Investment Pass-Through Entities generally will qualify as applicable trades or business. Accordingly, unless an exception applies, the carried interests/promotes held by the Fund Manager (and its employees holding equity interests in it) generally will qualify as APIs subject to the more-than-three-year holding rule (API Holding Rule).
The statute provides three exceptions. First, under certain circumstances, the API Holding Rule does not apply to income or gain attributable to any asset not held for portfolio investment on behalf of third-party investors.
Second, an API does not include (therefore, the API Holding Rule does not apply to) an interest in a partnership (or a limited liability company taxed as a partnership for federal income tax purposes) directly or indirectly held by a corporation.
Third, an API does not include certain capital interests.
In January 2021, the Treasury Department issued final regulations under Section 1061 of the Code.
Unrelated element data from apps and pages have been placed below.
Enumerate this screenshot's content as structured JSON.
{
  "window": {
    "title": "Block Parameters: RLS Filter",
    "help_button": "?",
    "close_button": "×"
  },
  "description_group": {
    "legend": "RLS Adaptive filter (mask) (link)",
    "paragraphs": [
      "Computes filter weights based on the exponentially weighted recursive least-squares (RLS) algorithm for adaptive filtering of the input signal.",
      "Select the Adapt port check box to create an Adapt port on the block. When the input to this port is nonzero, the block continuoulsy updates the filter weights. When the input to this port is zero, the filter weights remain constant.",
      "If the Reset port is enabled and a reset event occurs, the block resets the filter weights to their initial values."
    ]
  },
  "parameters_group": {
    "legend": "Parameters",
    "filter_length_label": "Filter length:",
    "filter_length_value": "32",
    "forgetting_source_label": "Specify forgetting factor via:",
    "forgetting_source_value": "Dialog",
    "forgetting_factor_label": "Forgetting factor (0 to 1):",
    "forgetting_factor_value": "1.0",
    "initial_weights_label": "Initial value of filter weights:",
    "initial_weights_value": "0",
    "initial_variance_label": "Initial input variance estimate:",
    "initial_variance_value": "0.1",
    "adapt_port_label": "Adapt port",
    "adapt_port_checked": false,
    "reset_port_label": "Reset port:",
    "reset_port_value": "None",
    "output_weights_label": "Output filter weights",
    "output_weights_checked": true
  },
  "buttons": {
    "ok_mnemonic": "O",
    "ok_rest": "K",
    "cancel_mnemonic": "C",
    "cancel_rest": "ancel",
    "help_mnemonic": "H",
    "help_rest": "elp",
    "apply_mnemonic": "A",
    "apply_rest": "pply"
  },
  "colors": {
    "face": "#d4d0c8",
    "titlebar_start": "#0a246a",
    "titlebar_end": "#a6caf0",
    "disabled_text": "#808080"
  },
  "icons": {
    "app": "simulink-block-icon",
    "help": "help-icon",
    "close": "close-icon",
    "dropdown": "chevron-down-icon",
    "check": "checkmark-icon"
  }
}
These Final Regulations (which followed proposed regulations issued in July 2020) clarified the requirements for the capital interest exception to apply, required loans made by partners or members of the Investment Pass-Through Entity to employees seeking to purchase capital interests therein to carry personal liability for the employee (while prohibiting loans from the Investment Pass-Through Entity itself), scaled back the “look-through” with respect to sales of APIs, under which APIs held for more than three years could be subjected to short-term capital gains treatment (generally, ordinary income tax rates would apply), and clarified the statute’s reach with respect to transfers of APIs to related persons.
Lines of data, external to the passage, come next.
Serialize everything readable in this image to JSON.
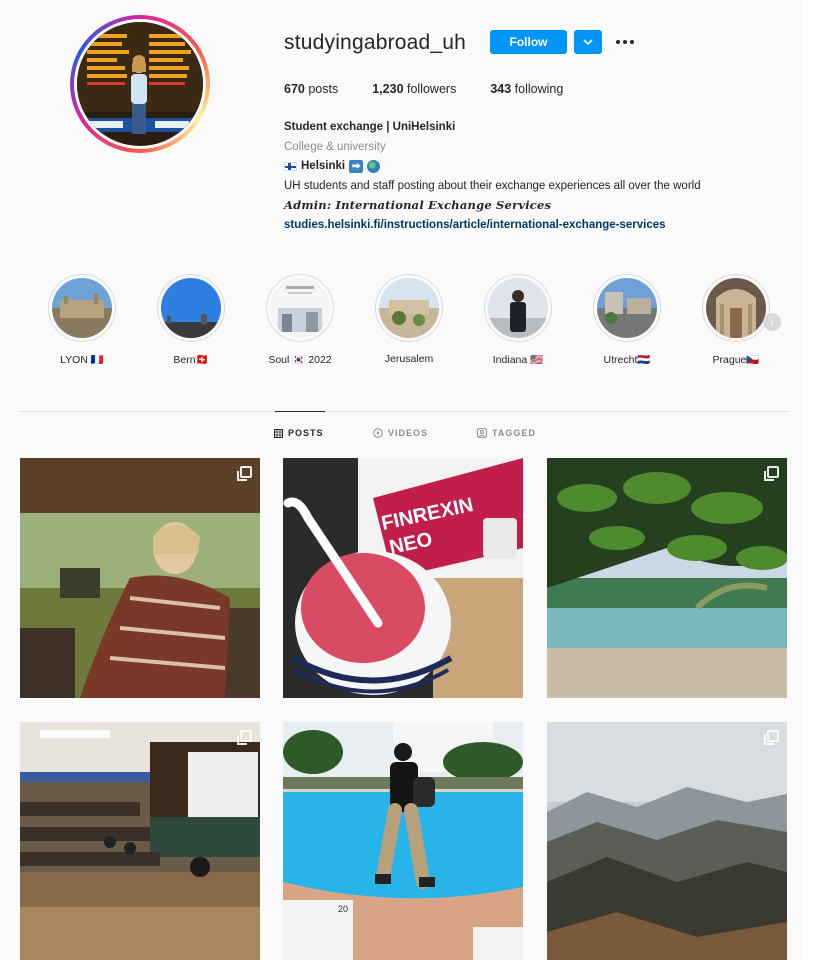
{
  "profile": {
    "username": "studyingabroad_uh",
    "follow_label": "Follow",
    "stats": {
      "posts": "670",
      "posts_label": "posts",
      "followers": "1,230",
      "followers_label": "followers",
      "following": "343",
      "following_label": "following"
    },
    "bio": {
      "name": "Student exchange | UniHelsinki",
      "category": "College & university",
      "location": "Helsinki",
      "description": "UH students and staff posting about their exchange experiences all over the world",
      "admin": "Admin: International Exchange Services",
      "link": "studies.helsinki.fi/instructions/article/international-exchange-services"
    }
  },
  "highlights": [
    {
      "label": "LYON 🇫🇷"
    },
    {
      "label": "Bern🇨🇭"
    },
    {
      "label": "Soul 🇰🇷 2022"
    },
    {
      "label": "Jerusalem"
    },
    {
      "label": "Indiana 🇺🇸"
    },
    {
      "label": "Utrecht🇳🇱"
    },
    {
      "label": "Prague🇨🇿"
    }
  ],
  "tabs": {
    "posts": "POSTS",
    "videos": "VIDEOS",
    "tagged": "TAGGED"
  },
  "post_art": {
    "p2_brand": "FINREXIN\nNEO",
    "p5_sign": "20"
  },
  "colors": {
    "accent": "#0095f6",
    "link": "#00376b",
    "muted": "#8e8e8e"
  },
  "icons": [
    "chevron-down-icon",
    "more-icon",
    "posts-grid-icon",
    "video-icon",
    "tagged-icon",
    "carousel-icon",
    "chevron-right-icon"
  ]
}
The Final Regulations are complex. From the standpoint of a Fund Manager seeking to incentivize its key employees/equity holders with respect to carried interests/promotes and capital interests in Investment Pass-Through Entities, consideration should be given to taking the following actions in 2022:
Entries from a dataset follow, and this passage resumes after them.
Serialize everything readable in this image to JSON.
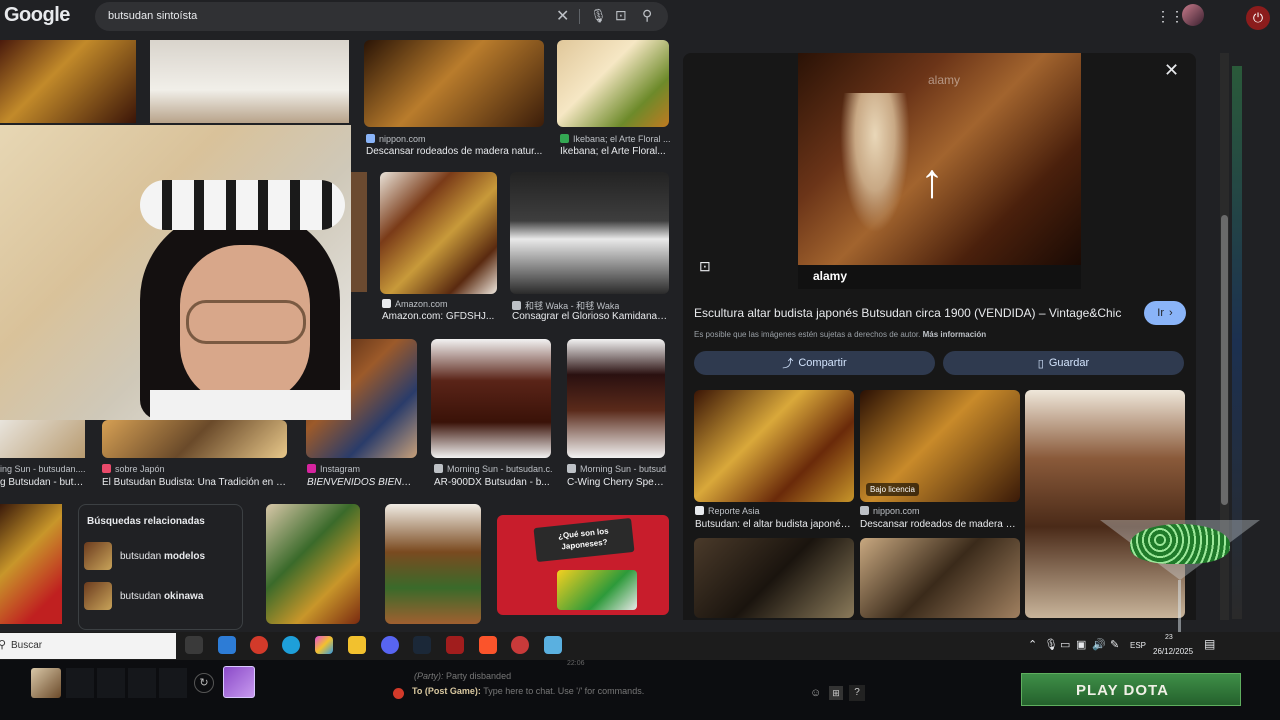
{
  "search": {
    "query": "butsudan sintoísta"
  },
  "logo_text": "Google",
  "grid": {
    "row1": [
      {
        "source": "nippon.com",
        "title": "Descansar rodeados de madera natur..."
      },
      {
        "source": "Ikebana; el Arte Floral ...",
        "title": "Ikebana; el Arte Floral..."
      }
    ],
    "row2": [
      {
        "source": "Amazon.com",
        "title": "Amazon.com: GFDSHJ..."
      },
      {
        "source": "和毬 Waka - 和毬 Waka",
        "title": "Consagrar el Glorioso Kamidana\"..."
      }
    ],
    "row3": [
      {
        "source": "ing Sun - butsudan....",
        "title": "g Butsudan - buts..."
      },
      {
        "source": "sobre Japón",
        "title": "El Butsudan Budista: Una Tradición en lo..."
      },
      {
        "source": "Instagram",
        "title": "BIENVENIDOS BIENVE..."
      },
      {
        "source": "Morning Sun - butsudan.c...",
        "title": "AR-900DX Butsudan - b..."
      },
      {
        "source": "Morning Sun - butsud...",
        "title": "C-Wing Cherry Spec..."
      }
    ]
  },
  "related": {
    "heading": "Búsquedas relacionadas",
    "items": [
      {
        "prefix": "butsudan ",
        "bold": "modelos"
      },
      {
        "prefix": "butsudan ",
        "bold": "okinawa"
      }
    ]
  },
  "thumb_text": {
    "line1": "¿Qué son los",
    "line2": "Japoneses?"
  },
  "preview": {
    "watermark": "alamy",
    "title": "Escultura altar budista japonés Butsudan circa 1900 (VENDIDA) – Vintage&Chic",
    "go_label": "Ir",
    "notice": "Es posible que las imágenes estén sujetas a derechos de autor.",
    "more_info": "Más información",
    "share_label": "Compartir",
    "save_label": "Guardar",
    "related": [
      {
        "source": "Reporte Asia",
        "title": "Butsudan: el altar budista japonés para..."
      },
      {
        "source": "nippon.com",
        "title": "Descansar rodeados de madera natural...",
        "badge": "Bajo licencia"
      }
    ]
  },
  "taskbar": {
    "search_placeholder": "Buscar",
    "lang": "ESP",
    "time": "23",
    "date": "26/12/2025"
  },
  "game": {
    "party_label": "(Party):",
    "party_text": "Party disbanded",
    "chat_channel": "To (Post Game):",
    "chat_placeholder": "Type here to chat. Use '/' for commands.",
    "chat_time": "22:06",
    "help": "?",
    "play_label": "PLAY DOTA"
  },
  "colors": {
    "page_bg": "#202124",
    "preview_bg": "#171717",
    "accent_pill": "#2f3a4f",
    "play_green": "#2f7a3a"
  }
}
Determine whether the Investment Pass-Through Entities are applicable trades or businesses. One cannot have an API unless the interest is held in an applicable trade or business. A key determination is whether the Investment Pass-Through Entities are engaged in activities otherwise giving rise to applicable trade or business status on a “regular, continuous and substantial basis.”
Inventory the sales history of the assets held by the Investment Pass-Through Entities. If the assets held by the Investment Pass-Through Entities are typically held for more than three years (frequently the case in the real estate development and investment space), Section 1061 of the Code should not be as big an issue.
Review partnership agreements and operating agreements in connection with granting capital interests. The Final Regulations generally require capital interests to receive allocations determined and calculated in a similar manner to the allocations with respect to capital interests held by similarly situated unrelated non-service partners and members who have made significant aggregate capital contributions.
Structure loans to acquire capital interests with care. Few key employees will be happy with a loan from a partner or member carrying personal liability. (The requirement extends to loan guarantees.) Moreover, loans from the Investment Pass-Through Entities themselves are prohibited. In applying these rules, certain “related person” concepts apply.
Scrutinize the holding period of sales of APIs held more than three years. The Final Regulations recategorize the holding period as three years or less if: (1) the holding period does not include any time prior to the time an unrelated partner or member not providing substantial services to the Investment Pass-Through Entity becomes legally obligated to contribute cash or property to the Investment Pass-Through Entity; or (2) the sale of the API is part of a transaction or series of transactions a principal purpose of which is to avoid the application of Section 1061 of the Code.
The carried interest/promote tax rules require careful planning and, almost always, expert legal analysis applying Section 1061 of the Code and the Final Regulations to the particular facts. This analysis is perhaps even more important when tiered partnerships and limited liability companies are involved.
Jackson Lewis P.C. © 2022National Law Review, Volume XII, Number 168